Friday, March 18, 2011

Not Your Usual Soggy Plate

Corned beef for St. Pat's Day, of course. Extra special because we corned a local grass-fed brisket ourselves; five days in the brine and — perfection.
The traditional meal usually entails soggy cabbage and soggy potatoes, cooked in the meat-simmering water (where they pick up lots of salt). I have always dutifully re-created this uninspired meal, because... traditional.
But I recently had a dish of cream-braised cabbage that blew me away. So I decided that would be what we'd eat.
And the gates of freedom were thus breached. I could do the potatoes in some different way, too! Mashed, because leftover mashed potatoes make really good hash. (And because sad, boiled potato halves turn cold and sticky and gray on the plate so quickly.)
Cranky weighed in here with a great idea. We would make scalliony colcannon I mean champ from the mashed potatoes. How can ya get more Irish than that? (And it would be hella good in the hash.)
All resulting in this simple, pretty repast of food you actually wanted to eat.
A little buttery, I'll grant you. But the meat was very lean.

12 comments:

Zoomie said...

I was just reading about corning one's own beef - and here you've gone and done it! Huzzah!

cookiecrumb said...

Zooms: Yes, I think this is the third time we've done it, and it always works. Very satisfying. (My mom corned beef in the 60s -- once, I think -- without using pink salt. The meat comes out brown, not neon, but tastes just as good.)
May I add my vote to Chilebrown's? You can still pick up a corned beef in the market. Cranky and I were "denied" our usual Thanksgiving one year, visiting my parents. As soon as we arrived back in Mill Valley, before we even went home, we bought a still-fresh turkey and WHALED on that thing.

namastenancy said...

WOW! That corned beef looks awesome. I got some generic store bought stuff which was OK but not great enough to write about. I wonder if it's worth it to corn beef for only one? But I guess I can always give the extra away.
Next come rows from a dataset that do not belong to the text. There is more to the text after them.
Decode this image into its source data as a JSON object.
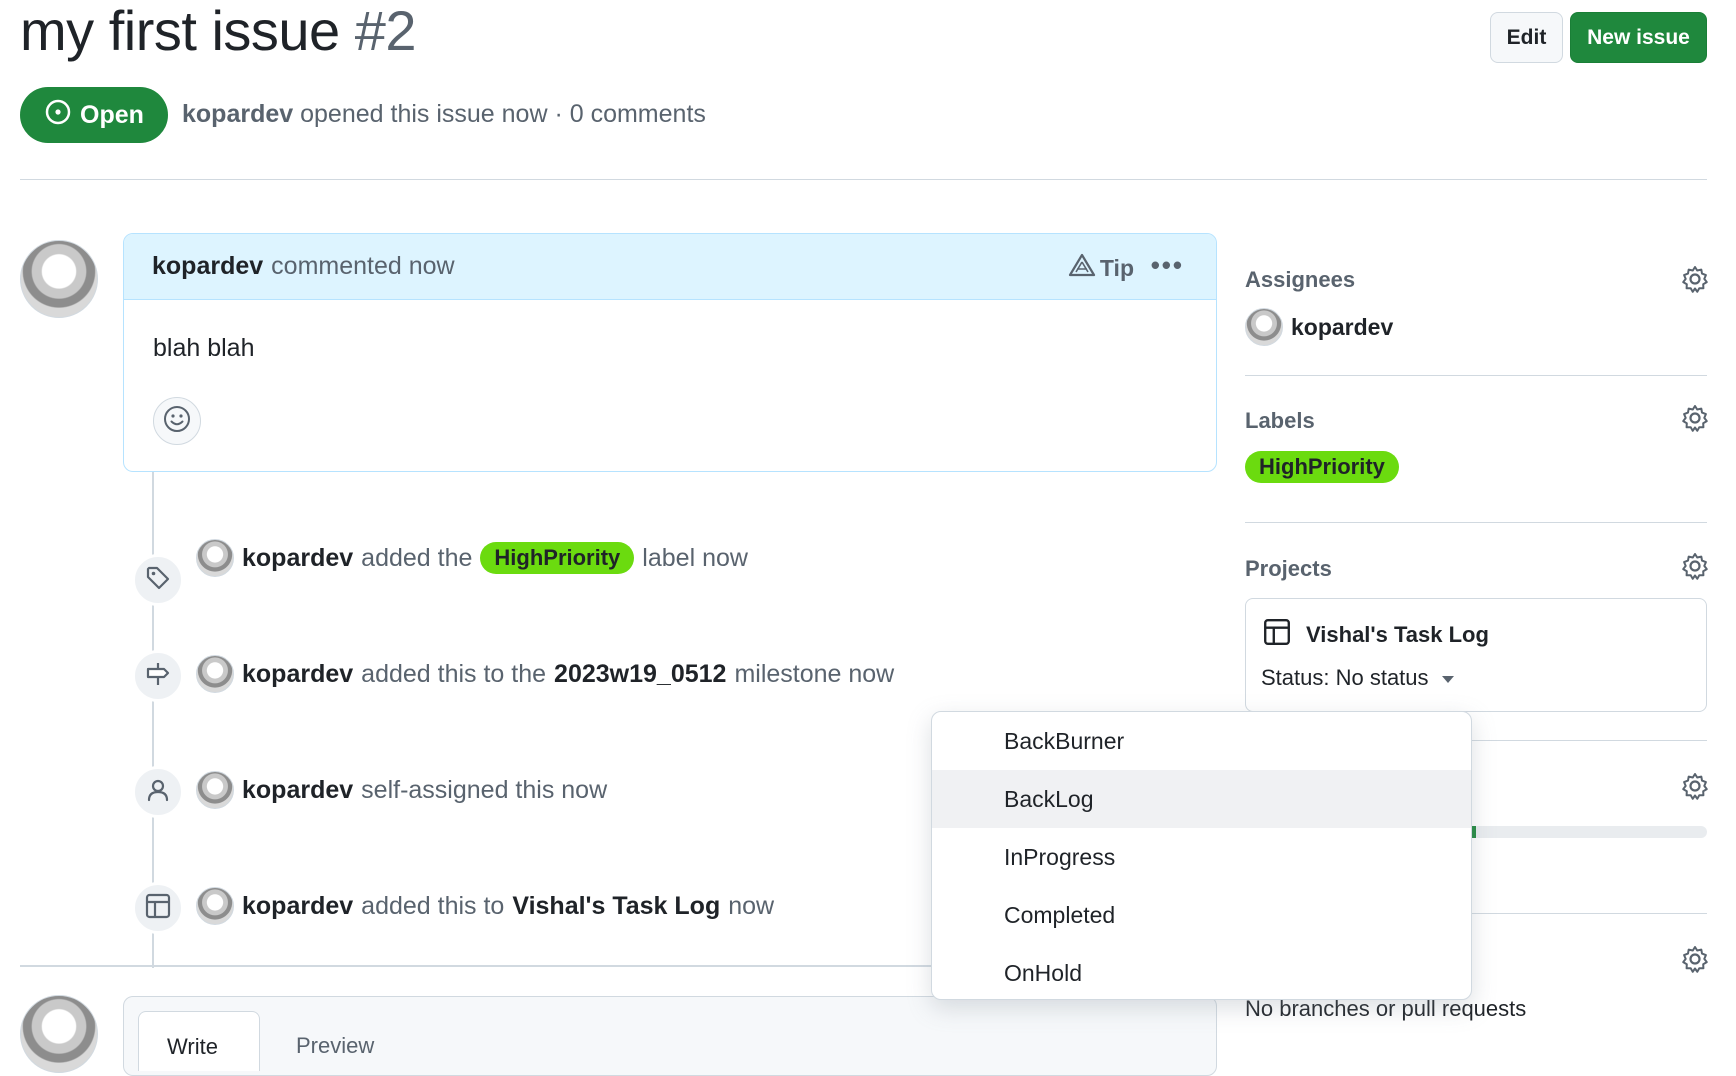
{
  "header": {
    "title": "my first issue",
    "number": "#2",
    "edit_label": "Edit",
    "new_issue_label": "New issue"
  },
  "status": {
    "state_label": "Open",
    "author": "kopardev",
    "meta": "opened this issue now · 0 comments"
  },
  "comment": {
    "author": "kopardev",
    "action": "commented now",
    "tip_label": "Tip",
    "body": "blah blah"
  },
  "timeline": [
    {
      "icon": "tag-icon",
      "author": "kopardev",
      "pre": "added the",
      "label": "HighPriority",
      "post": "label now"
    },
    {
      "icon": "milestone-icon",
      "author": "kopardev",
      "pre": "added this to the",
      "bold": "2023w19_0512",
      "post": "milestone now"
    },
    {
      "icon": "person-icon",
      "author": "kopardev",
      "pre": "self-assigned this now"
    },
    {
      "icon": "table-icon",
      "author": "kopardev",
      "pre": "added this to",
      "bold": "Vishal's Task Log",
      "post": "now"
    }
  ],
  "sidebar": {
    "assignees_title": "Assignees",
    "assignee": "kopardev",
    "labels_title": "Labels",
    "label": "HighPriority",
    "projects_title": "Projects",
    "project_name": "Vishal's Task Log",
    "project_status": "Status: No status",
    "development_empty": "No branches or pull requests"
  },
  "dropdown": {
    "options": [
      "BackBurner",
      "BackLog",
      "InProgress",
      "Completed",
      "OnHold"
    ],
    "hovered": "BackLog"
  },
  "compose": {
    "write_tab": "Write",
    "preview_tab": "Preview"
  },
  "colors": {
    "open_green": "#1f883d",
    "label_green": "#6bdb0f",
    "comment_header": "#ddf4ff"
  }
}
I have a couple of friends who like the cooking at Chez Namaste Nancy.

Ms Brown Mouse said...

I think what you call hash is what we call bubble & squeak!
That corned dog, what a beautiful colour!

cookiecrumb said...

Nancy: I've bought the generic stuff; tastes good, but sometimes the texture is too flabby, streaked with fat. This one was so precious, have to say.
So can you corn beef for one? I'm thinking your butcher might not want to cut a brisket in half (but you could ask). I'd cut it in half at home and freeze one. It's brisket! You can do a million things with it.
Don't forget the great leftovers, too: sandwiches, hash.
(Of course your friends want to eat chez you!)

Mouse: OMG, just Wiki'd it. It IS! I'd always wondered. (Got stuck on spotted dick.) I like the name bub and squee much better than hash.

Denise | Chez Danisse said...

It all looks mmm mmm good.

cookiecrumb said...

Denise: Thanks! And to think, some years I don't bother with holiday feasts. So glad we did this time.

Ms Brown Mouse said...

Bubble & Squeak is a wonderful name, no?

cookiecrumb said...

Mouse: Yes. Officially, it is now B&S at our house from now on. I'm so... Britty!
(Do you remember the time I accidentally invented Toad in the Hole? Ha.)

Greg said...

I just can't help but smile back at the happy face of Irish Food. Mashers! Good on ya.

Greg said...

I just can't help but smile back at the happy face of Irish Food. Mashers! Good on ya.

cookiecrumb said...

Greg: It is happy!. Guess what; I figured out why I like corned beef. It's almost pork!